WORK ORDER:
Write the records out once more, exactly as they appear below.

(Interface dataset entries)
────────────────────

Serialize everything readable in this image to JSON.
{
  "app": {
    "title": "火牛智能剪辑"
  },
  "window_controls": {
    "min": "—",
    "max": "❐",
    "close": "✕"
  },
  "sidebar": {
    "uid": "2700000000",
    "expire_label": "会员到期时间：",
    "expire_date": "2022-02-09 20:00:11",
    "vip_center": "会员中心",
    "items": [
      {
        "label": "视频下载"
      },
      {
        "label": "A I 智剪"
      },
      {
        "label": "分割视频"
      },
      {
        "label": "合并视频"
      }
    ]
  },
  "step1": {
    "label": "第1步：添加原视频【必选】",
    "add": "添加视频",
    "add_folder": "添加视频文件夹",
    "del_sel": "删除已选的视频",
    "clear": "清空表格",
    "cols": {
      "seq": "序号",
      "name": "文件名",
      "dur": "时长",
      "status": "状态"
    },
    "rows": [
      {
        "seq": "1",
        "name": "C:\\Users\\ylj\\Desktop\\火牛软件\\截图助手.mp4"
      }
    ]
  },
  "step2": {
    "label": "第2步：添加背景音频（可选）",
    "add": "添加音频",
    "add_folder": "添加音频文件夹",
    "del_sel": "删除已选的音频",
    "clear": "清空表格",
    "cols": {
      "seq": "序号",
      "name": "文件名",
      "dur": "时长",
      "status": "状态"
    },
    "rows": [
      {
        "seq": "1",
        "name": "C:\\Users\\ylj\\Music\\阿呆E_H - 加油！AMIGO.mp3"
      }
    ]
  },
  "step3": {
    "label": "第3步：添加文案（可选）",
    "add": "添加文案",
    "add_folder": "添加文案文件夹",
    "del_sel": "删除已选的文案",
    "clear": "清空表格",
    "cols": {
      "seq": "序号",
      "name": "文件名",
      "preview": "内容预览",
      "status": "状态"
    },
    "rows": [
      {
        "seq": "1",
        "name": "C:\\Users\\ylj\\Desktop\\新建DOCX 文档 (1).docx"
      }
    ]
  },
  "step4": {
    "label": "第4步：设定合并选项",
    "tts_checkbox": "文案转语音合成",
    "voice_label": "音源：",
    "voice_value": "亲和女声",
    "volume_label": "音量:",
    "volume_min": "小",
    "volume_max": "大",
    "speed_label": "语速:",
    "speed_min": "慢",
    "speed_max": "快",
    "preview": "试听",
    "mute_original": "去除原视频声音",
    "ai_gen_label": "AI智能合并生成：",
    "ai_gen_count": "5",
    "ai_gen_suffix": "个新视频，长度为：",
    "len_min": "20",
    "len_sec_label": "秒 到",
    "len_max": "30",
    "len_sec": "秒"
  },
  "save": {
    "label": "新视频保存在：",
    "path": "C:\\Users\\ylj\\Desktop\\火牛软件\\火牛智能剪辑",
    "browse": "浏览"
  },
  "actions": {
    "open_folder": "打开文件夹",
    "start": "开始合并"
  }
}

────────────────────

TASK RESULT:
Serialize everything readable in this image to JSON.
{
  "app": {
    "title": "火牛智能剪辑"
  },
  "window_controls": {
    "min": "—",
    "max": "❐",
    "close": "✕"
  },
  "sidebar": {
    "uid": "2700000000",
    "expire_label": "会员到期时间：",
    "expire_date": "2022-02-09 20:00:11",
    "vip_center": "会员中心",
    "items": [
      {
        "label": "视频下载"
      },
      {
        "label": "A I 智剪"
      },
      {
        "label": "分割视频"
      },
      {
        "label": "合并视频"
      }
    ]
  },
  "step1": {
    "label": "第1步：添加原视频【必选】",
    "add": "添加视频",
    "add_folder": "添加视频文件夹",
    "del_sel": "删除已选的视频",
    "clear": "清空表格",
    "cols": {
      "seq": "序号",
      "name": "文件名",
      "dur": "时长",
      "status": "状态"
    },
    "rows": [
      {
        "seq": "1",
        "name": "C:\\Users\\ylj\\Desktop\\火牛软件\\截图助手.mp4"
      }
    ]
  },
  "step2": {
    "label": "第2步：添加背景音频（可选）",
    "add": "添加音频",
    "add_folder": "添加音频文件夹",
    "del_sel": "删除已选的音频",
    "clear": "清空表格",
    "cols": {
      "seq": "序号",
      "name": "文件名",
      "dur": "时长",
      "status": "状态"
    },
    "rows": [
      {
        "seq": "1",
        "name": "C:\\Users\\ylj\\Music\\阿呆E_H - 加油！AMIGO.mp3"
      }
    ]
  },
  "step3": {
    "label": "第3步：添加文案（可选）",
    "add": "添加文案",
    "add_folder": "添加文案文件夹",
    "del_sel": "删除已选的文案",
    "clear": "清空表格",
    "cols": {
      "seq": "序号",
      "name": "文件名",
      "preview": "内容预览",
      "status": "状态"
    },
    "rows": [
      {
        "seq": "1",
        "name": "C:\\Users\\ylj\\Desktop\\新建DOCX 文档 (1).docx"
      }
    ]
  },
  "step4": {
    "label": "第4步：设定合并选项",
    "tts_checkbox": "文案转语音合成",
    "voice_label": "音源：",
    "voice_value": "亲和女声",
    "volume_label": "音量:",
    "volume_min": "小",
    "volume_max": "大",
    "speed_label": "语速:",
    "speed_min": "慢",
    "speed_max": "快",
    "preview": "试听",
    "mute_original": "去除原视频声音",
    "ai_gen_label": "AI智能合并生成：",
    "ai_gen_count": "5",
    "ai_gen_suffix": "个新视频，长度为：",
    "len_min": "20",
    "len_sec_label": "秒 到",
    "len_max": "30",
    "len_sec": "秒"
  },
  "save": {
    "label": "新视频保存在：",
    "path": "C:\\Users\\ylj\\Desktop\\火牛软件\\火牛智能剪辑",
    "browse": "浏览"
  },
  "actions": {
    "open_folder": "打开文件夹",
    "start": "开始合并"
  }
}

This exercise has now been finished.